20 Reasons Not to Start an Email Startup

Earlier this year month, Facebook acquired certain assets of Zenbe, a mail-related startup. The news came close on the heels of Facebook launching its much-anticipated Social Inbox (which, incidentally, I like a lot), and, once again, puts the focus on startups that are trying to reshape the email landscape. But if you’re looking to start an email company, Bijan Marashi, the former CEO and co-founder of email-indexing service Xoopit (along with Jonathan Katzman), says don’t do it.

20 Reasons Why Not To Do an Email Startuphttp://static.slidesharecdn.com/swf/ssplayer2.swf?doc=inboxlovebijannov2010b-101119123924-phpapp02&stripped_title=20-reasons-why-not-to-do-an-email-startup&userName=ommalik

In an email to me, Marashi wrote:

The creativity and courage needed to be a successful entrepreneur is special, but also fragile. Of all the creative venture adventures to dive into, challenging the consumer email market straight on (not communications) may be mission impossible.
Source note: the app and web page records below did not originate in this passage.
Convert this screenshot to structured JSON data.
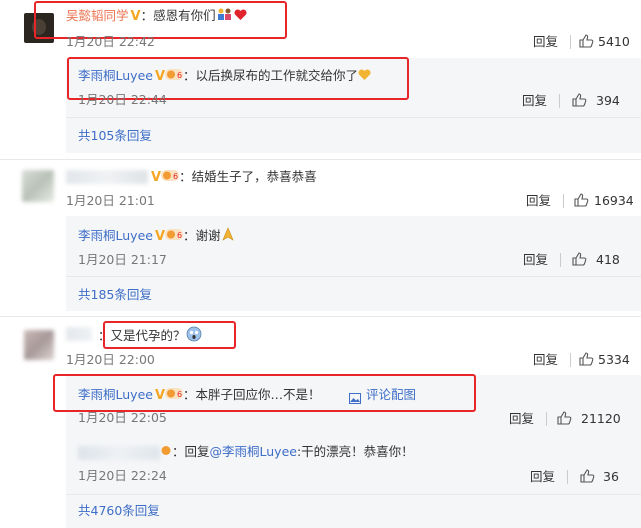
{
  "c1": {
    "user": "吴懿韬同学",
    "text": "：感恩有你们",
    "time": "1月20日 22:42",
    "reply": "回复",
    "likes": "5410",
    "sub": {
      "user": "李雨桐Luyee",
      "text": "：以后换尿布的工作就交给你了",
      "time": "1月20日 22:44",
      "reply": "回复",
      "likes": "394"
    },
    "more": "共105条回复"
  },
  "c2": {
    "text": "：结婚生子了，恭喜恭喜",
    "time": "1月20日 21:01",
    "reply": "回复",
    "likes": "16934",
    "sub": {
      "user": "李雨桐Luyee",
      "text": "：谢谢",
      "time": "1月20日 21:17",
      "reply": "回复",
      "likes": "418"
    },
    "more": "共185条回复"
  },
  "c3": {
    "text": "：又是代孕的？",
    "time": "1月20日 22:00",
    "reply": "回复",
    "likes": "5334",
    "sub": {
      "user": "李雨桐Luyee",
      "text": "：本胖子回应你…不是！",
      "pic_link": "评论配图",
      "time": "1月20日 22:05",
      "reply": "回复",
      "likes": "21120"
    },
    "sub2": {
      "text": "：回复",
      "mention": "@李雨桐Luyee",
      "text2": ":干的漂亮！恭喜你！",
      "time": "1月20日 22:24",
      "reply": "回复",
      "likes": "36"
    },
    "more": "共4760条回复"
  },
  "colors": {
    "accent_red": "#e8262a",
    "name_orange": "#eb7350",
    "link_blue": "#3e6ec7"
  }
}
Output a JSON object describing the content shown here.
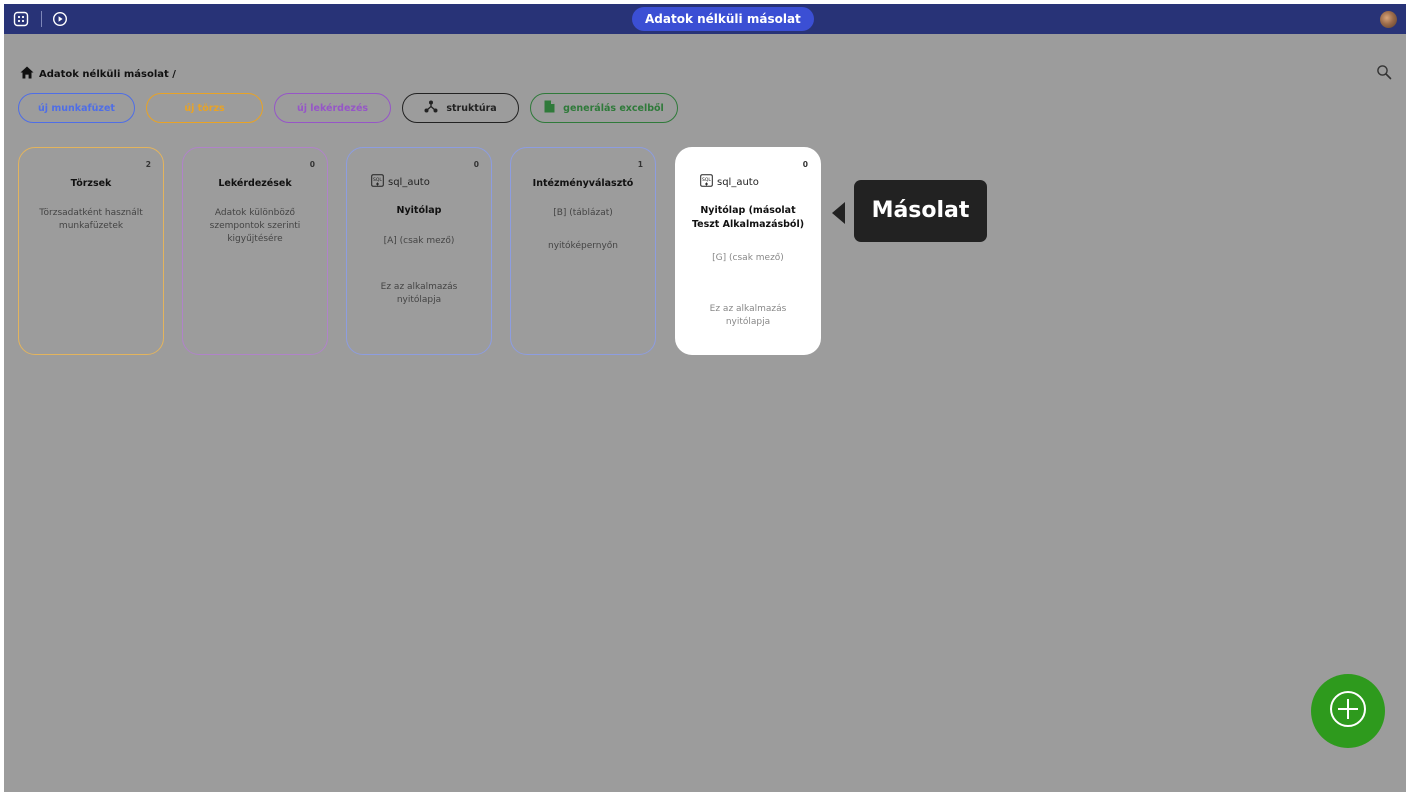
{
  "app": {
    "title": "Adatok nélküli másolat"
  },
  "topbar": {
    "icons": [
      "grid-icon",
      "play-icon"
    ],
    "avatar": "user-avatar"
  },
  "breadcrumb": {
    "home_icon": "home-icon",
    "path": "Adatok nélküli másolat /"
  },
  "search": {
    "icon": "search-icon"
  },
  "buttons": {
    "new_workbook": "új munkafüzet",
    "new_master": "új törzs",
    "new_query": "új lekérdezés",
    "structure": "struktúra",
    "generate_excel": "generálás excelből"
  },
  "cards": [
    {
      "title": "Törzsek",
      "count": "2",
      "desc": "Törzsadatként használt munkafüzetek"
    },
    {
      "title": "Lekérdezések",
      "count": "0",
      "desc": "Adatok különböző szempontok szerinti kigyűjtésére"
    },
    {
      "tag": "sql_auto",
      "title": "Nyitólap",
      "count": "0",
      "desc": "[A] (csak mező)",
      "desc2": "Ez az alkalmazás nyitólapja"
    },
    {
      "title": "Intézményválasztó",
      "count": "1",
      "desc": "[B] (táblázat)",
      "desc2": "nyitóképernyőn"
    },
    {
      "tag": "sql_auto",
      "title": "Nyitólap (másolat Teszt Alkalmazásból)",
      "count": "0",
      "desc": "[G] (csak mező)",
      "desc2": "Ez az alkalmazás nyitólapja"
    }
  ],
  "tooltip": {
    "text": "Másolat"
  },
  "fab": {
    "icon": "plus-circle-icon"
  },
  "colors": {
    "topbar": "#283377",
    "title_pill": "#3b4fd4",
    "blue": "#4f6ee6",
    "orange": "#e8a326",
    "purple": "#9656c7",
    "dark": "#222222",
    "green": "#2f7a3a",
    "card_torzsek": "#e3b45d",
    "card_lekerdezes": "#b083c9",
    "card_default": "#8d9de0",
    "fab": "#2e9a1d"
  }
}
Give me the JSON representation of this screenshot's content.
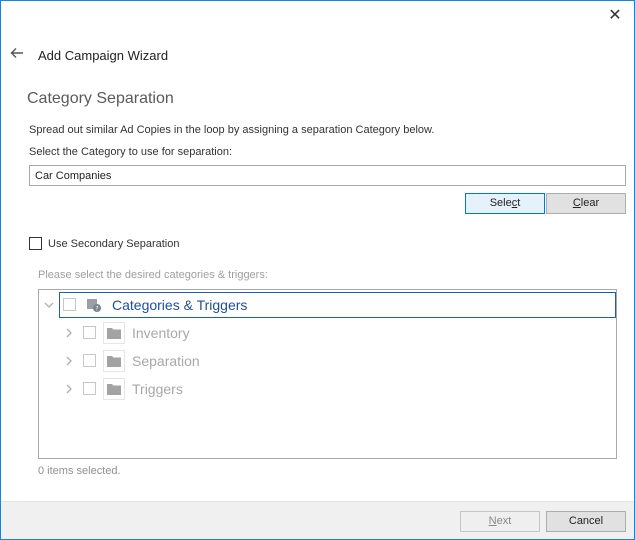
{
  "window": {
    "close_glyph": "✕"
  },
  "header": {
    "title": "Add Campaign Wizard",
    "back_icon": "arrow-left-icon"
  },
  "section": {
    "title": "Category Separation",
    "description": "Spread out similar Ad Copies in the loop by assigning a separation Category below.",
    "select_label": "Select the Category to use for separation:",
    "category_value": "Car Companies"
  },
  "buttons": {
    "select_prefix": "Sele",
    "select_underlined": "c",
    "select_suffix": "t",
    "clear_underlined": "C",
    "clear_suffix": "lear",
    "next_underlined": "N",
    "next_suffix": "ext",
    "cancel_label": "Cancel"
  },
  "secondary": {
    "label": "Use Secondary Separation",
    "checked": false
  },
  "tree": {
    "hint": "Please select the desired categories & triggers:",
    "root": {
      "label": "Categories & Triggers",
      "icon": "category-trigger-icon",
      "expanded": true
    },
    "children": [
      {
        "label": "Inventory",
        "icon": "folder-icon"
      },
      {
        "label": "Separation",
        "icon": "folder-icon"
      },
      {
        "label": "Triggers",
        "icon": "folder-icon"
      }
    ]
  },
  "status": {
    "items_selected": "0 items selected."
  },
  "colors": {
    "accent": "#0078d7",
    "window_border": "#1883d7",
    "root_highlight": "#1c5fb0"
  }
}
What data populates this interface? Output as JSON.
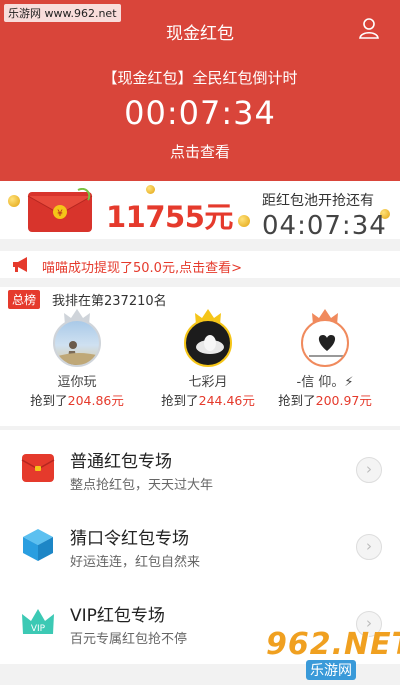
{
  "watermark_top": "乐游网 www.962.net",
  "header": {
    "title": "现金红包",
    "countdown_title": "【现金红包】全民红包倒计时",
    "timer": "00:07:34",
    "check_link": "点击查看"
  },
  "pool": {
    "amount": "11755元",
    "label": "距红包池开抢还有",
    "timer": "04:07:34"
  },
  "notice": {
    "text": "喵喵成功提现了50.0元,点击查看>"
  },
  "rank": {
    "tag": "总榜",
    "me": "我排在第237210名",
    "prefix": "抢到了",
    "winners": [
      {
        "name": "逗你玩",
        "amount": "204.86元",
        "crown": "silver"
      },
      {
        "name": "七彩月",
        "amount": "244.46元",
        "crown": "gold"
      },
      {
        "name": "-信   仰。⚡",
        "amount": "200.97元",
        "crown": "bronze"
      }
    ]
  },
  "menu": [
    {
      "title": "普通红包专场",
      "subtitle": "整点抢红包，天天过大年",
      "icon": "red-envelope-icon"
    },
    {
      "title": "猜口令红包专场",
      "subtitle": "好运连连，红包自然来",
      "icon": "blue-cube-icon"
    },
    {
      "title": "VIP红包专场",
      "subtitle": "百元专属红包抢不停",
      "icon": "vip-crown-icon"
    }
  ],
  "watermark_bottom": {
    "num": "962.NET",
    "site": "乐游网"
  },
  "colors": {
    "header_red": "#d9453a",
    "accent_red": "#e53a2c",
    "gold": "#f5c518",
    "blue": "#29a3e6",
    "teal": "#3cc9b4"
  }
}
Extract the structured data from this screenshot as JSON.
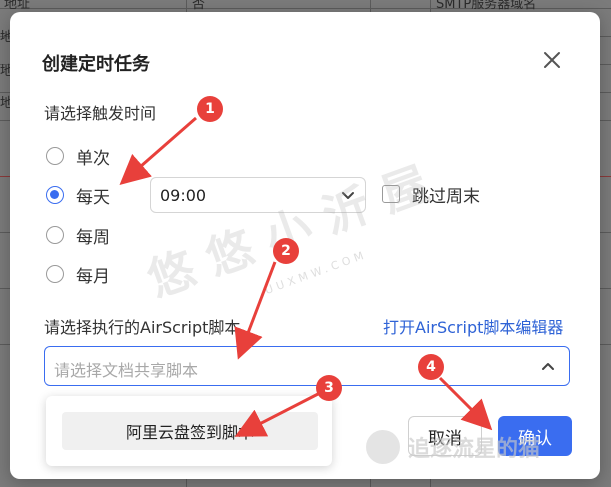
{
  "background_sheet": {
    "cells": [
      "地址",
      "否",
      "SMTP服务器域名"
    ],
    "side_marks": [
      "地",
      "地",
      "地"
    ]
  },
  "dialog": {
    "title": "创建定时任务",
    "close_icon": "close-icon",
    "trigger_label": "请选择触发时间",
    "frequency_options": [
      "单次",
      "每天",
      "每周",
      "每月"
    ],
    "selected_frequency": "每天",
    "time_value": "09:00",
    "skip_weekend_label": "跳过周末",
    "skip_weekend_checked": false,
    "script_label": "请选择执行的AirScript脚本",
    "open_editor_link": "打开AirScript脚本编辑器",
    "script_placeholder": "请选择文档共享脚本",
    "script_options": [
      "阿里云盘签到脚本"
    ],
    "cancel_label": "取消",
    "confirm_label": "确认"
  },
  "annotations": {
    "badges": [
      "1",
      "2",
      "3",
      "4"
    ],
    "badge_color": "#e8403b"
  },
  "watermark": {
    "text": "悠 悠 小 沂 屋",
    "sub": "UUXMW.COM",
    "brand": "追逐流星的猫"
  },
  "colors": {
    "accent": "#3a6df0",
    "link": "#2f63d6",
    "overlay": "#7d7d7d"
  }
}
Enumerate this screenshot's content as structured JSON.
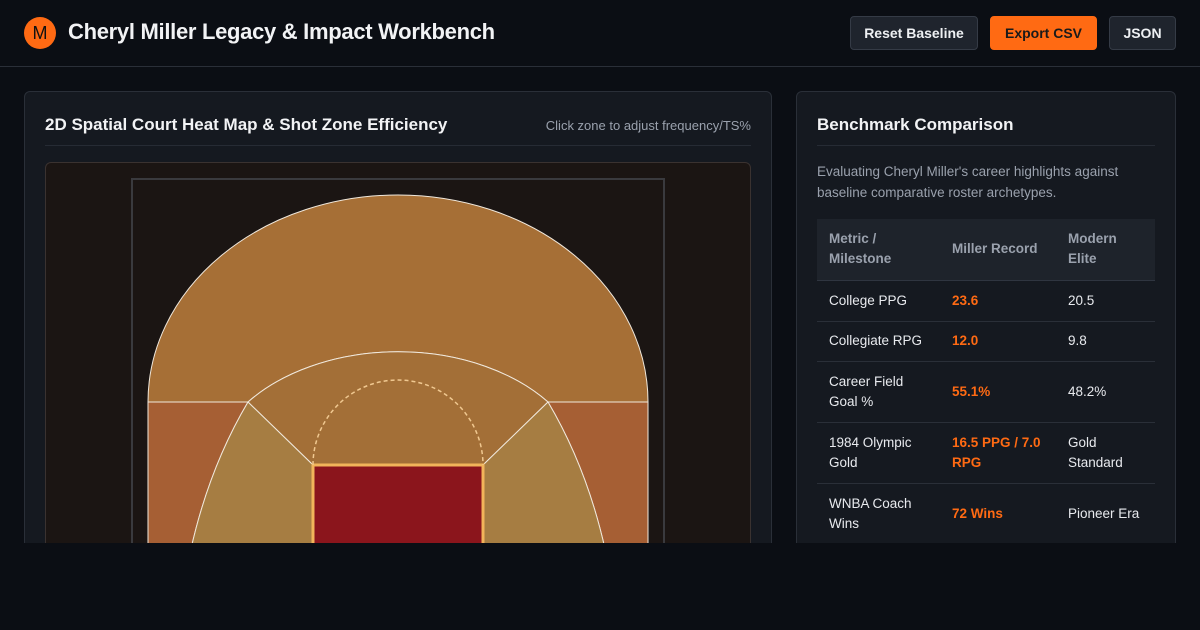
{
  "header": {
    "logo_letter": "M",
    "title": "Cheryl Miller Legacy & Impact Workbench",
    "buttons": {
      "reset": "Reset Baseline",
      "export_csv": "Export CSV",
      "json": "JSON"
    }
  },
  "court_panel": {
    "title": "2D Spatial Court Heat Map & Shot Zone Efficiency",
    "hint": "Click zone to adjust frequency/TS%",
    "zone_colors": {
      "above_break_three": "#a66f36",
      "corner_three": "#a65f34",
      "mid_range_top": "#a36f37",
      "mid_range_wing": "#a67d42",
      "paint": "#8b151c"
    }
  },
  "benchmark_panel": {
    "title": "Benchmark Comparison",
    "description": "Evaluating Cheryl Miller's career highlights against baseline comparative roster archetypes.",
    "columns": [
      "Metric / Milestone",
      "Miller Record",
      "Modern Elite"
    ],
    "rows": [
      {
        "metric": "College PPG",
        "miller": "23.6",
        "elite": "20.5"
      },
      {
        "metric": "Collegiate RPG",
        "miller": "12.0",
        "elite": "9.8"
      },
      {
        "metric": "Career Field Goal %",
        "miller": "55.1%",
        "elite": "48.2%"
      },
      {
        "metric": "1984 Olympic Gold",
        "miller": "16.5 PPG / 7.0 RPG",
        "elite": "Gold Standard"
      },
      {
        "metric": "WNBA Coach Wins",
        "miller": "72 Wins",
        "elite": "Pioneer Era"
      }
    ],
    "accent_color": "#ff6a13"
  }
}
This coming from a guy who raised $6.5 million in funding and sold his company to Yahoo (s YHOO) for $20 million in 2009. Yahoo bought his company because they had pivoted into hosted search service for developers.

Last night, he spoke at the 500 Startups Inbox Love gathering in Mountain View, Calif. and shared some great insights and many reasons entrepreneurs shouldn’t start an email-focused start-up:

Despite our successful exit, we learned a brutally sober lesson — trying to fix consumer email platforms is like trying to fix the phone system — a startup simply can’t afford to do it. This lesson became even more clear to us as I spent the last year on Yahoo’s exec Product Strategy and M&A teams where I saw how the operators work and looked at many of the startup deals amongst the current class of entrepreneurs.